‘Speeding thrills but kills’
This is generally the first rule of driving that we are taught when we get the steering wheel in our hands, but gradually it’s happily forgotten until a calamity is forced upon us to remind us the value of this lesson.
Since Chandigarh can’t adhere to speed limits voluntarily, UT administration has come up with a novel idea to thrust upon the drivers to better stay within speed limits. In its fresh orders, the administration has made speed governors must for all transport vehicles, including school buses and CTU buses by December 31. The speed governors conforming to Standard AIS: 018 should be fitted in the buses.
According to the notification, transport vehicles (medium/heavy; goods or passenger) and categories of transport vehicles carrying hazardous goods and vehicles such as dumpers, tankers and school buses/local CTU buses registered prior to July 31 this year, if not fitted with a speed governor, should be equipped on or before December 31. The speed governor having a maximum pre-set speed of 80 kmph and 60 kmph (or such lower speed limit as may be specified by the Chandigarh Administration) should be installed in the said vehicles respectively.

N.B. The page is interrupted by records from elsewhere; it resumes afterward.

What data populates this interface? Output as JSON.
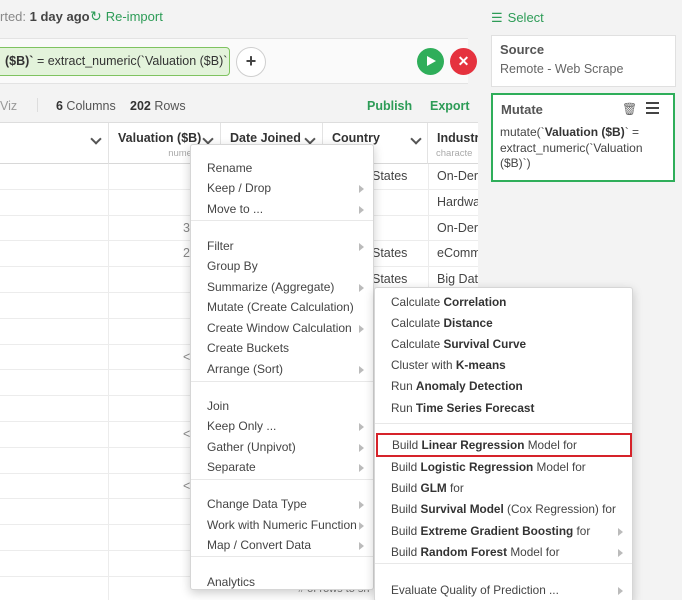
{
  "header": {
    "imported_prefix": "rted: ",
    "imported_when": "1 day ago",
    "reimport_label": "Re-import"
  },
  "formula": {
    "step_text_bold": "($B)`",
    "step_text_rest": " = extract_numeric(`Valuation ($B)`"
  },
  "info_bar": {
    "viz_label": "Viz",
    "column_count": "6",
    "columns_label": " Columns",
    "row_count": "202",
    "rows_label": " Rows",
    "publish_label": "Publish",
    "export_label": "Export"
  },
  "table": {
    "columns": [
      {
        "name": "Valuation ($B)",
        "type": "numeric"
      },
      {
        "name": "Date Joined",
        "type": ""
      },
      {
        "name": "Country",
        "type": ""
      },
      {
        "name": "Industr",
        "type": "characte"
      }
    ],
    "cells": {
      "country": [
        "States",
        "",
        "",
        "States",
        "States"
      ],
      "industry": [
        "On-Der",
        "Hardwa",
        "On-Der",
        "eComm",
        "Big Dat"
      ],
      "valuation_frag": [
        "",
        "",
        "3",
        "2",
        "",
        "",
        "",
        "<",
        "",
        "",
        "<",
        "",
        "<"
      ]
    },
    "footer_hint": "# of rows to sh"
  },
  "sidebar": {
    "select_label": "Select",
    "source": {
      "title": "Source",
      "subtitle": "Remote - Web Scrape"
    },
    "mutate": {
      "title": "Mutate",
      "code_prefix": "mutate(`",
      "code_bold": "Valuation ($B)",
      "code_suffix": "` = extract_numeric(`Valuation ($B)`)"
    }
  },
  "context_menu": {
    "items": [
      {
        "label": "Rename",
        "sub": false
      },
      {
        "label": "Keep / Drop",
        "sub": true
      },
      {
        "label": "Move to ...",
        "sub": true
      },
      {
        "label": "Filter",
        "sub": true
      },
      {
        "label": "Group By",
        "sub": false
      },
      {
        "label": "Summarize (Aggregate)",
        "sub": true
      },
      {
        "label": "Mutate (Create Calculation)",
        "sub": false
      },
      {
        "label": "Create Window Calculation",
        "sub": true
      },
      {
        "label": "Create Buckets",
        "sub": false
      },
      {
        "label": "Arrange (Sort)",
        "sub": true
      },
      {
        "label": "Join",
        "sub": false
      },
      {
        "label": "Keep Only ...",
        "sub": true
      },
      {
        "label": "Gather (Unpivot)",
        "sub": true
      },
      {
        "label": "Separate",
        "sub": true
      },
      {
        "label": "Change Data Type",
        "sub": true
      },
      {
        "label": "Work with Numeric Function",
        "sub": true
      },
      {
        "label": "Map / Convert Data",
        "sub": true
      },
      {
        "label": "Analytics",
        "sub": false
      }
    ]
  },
  "analytics_submenu": {
    "items": [
      {
        "pre": "Calculate ",
        "bold": "Correlation",
        "post": ""
      },
      {
        "pre": "Calculate ",
        "bold": "Distance",
        "post": ""
      },
      {
        "pre": "Calculate ",
        "bold": "Survival Curve",
        "post": ""
      },
      {
        "pre": "Cluster with ",
        "bold": "K-means",
        "post": ""
      },
      {
        "pre": "Run ",
        "bold": "Anomaly Detection",
        "post": ""
      },
      {
        "pre": "Run ",
        "bold": "Time Series Forecast",
        "post": ""
      },
      {
        "pre": "Build ",
        "bold": "Linear Regression",
        "post": " Model for"
      },
      {
        "pre": "Build ",
        "bold": "Logistic Regression",
        "post": " Model for"
      },
      {
        "pre": "Build ",
        "bold": "GLM",
        "post": " for"
      },
      {
        "pre": "Build ",
        "bold": "Survival Model",
        "post": " (Cox Regression) for"
      },
      {
        "pre": "Build ",
        "bold": "Extreme Gradient Boosting",
        "post": " for"
      },
      {
        "pre": "Build ",
        "bold": "Random Forest",
        "post": " Model for"
      },
      {
        "pre": "Evaluate Quality of Prediction ...",
        "bold": "",
        "post": ""
      }
    ],
    "highlighted_index": 6
  },
  "colors": {
    "accent": "#2d9c57",
    "highlight_border": "#d6232a",
    "danger": "#e5323e"
  }
}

What is a Speed Governor?
A speed governor, or speed limiter, is a device used to measure and regulate the speed of a machine, such as an engine. It limits the rotational speed of the internal combustion engine thus putting a cap on the maximum speed the engine can gain.
Are there any examples of its use?
High performance cars deliberately install speed governors in its engines to keep the speed under check. It is generally done to limit insurance costs of the vehicle and reduce the risk of tyres failing. It is common practice in European countries to install speed governors in public transport and heavy vehicles.
Image Credits: Google Images
Coverge: The Tribune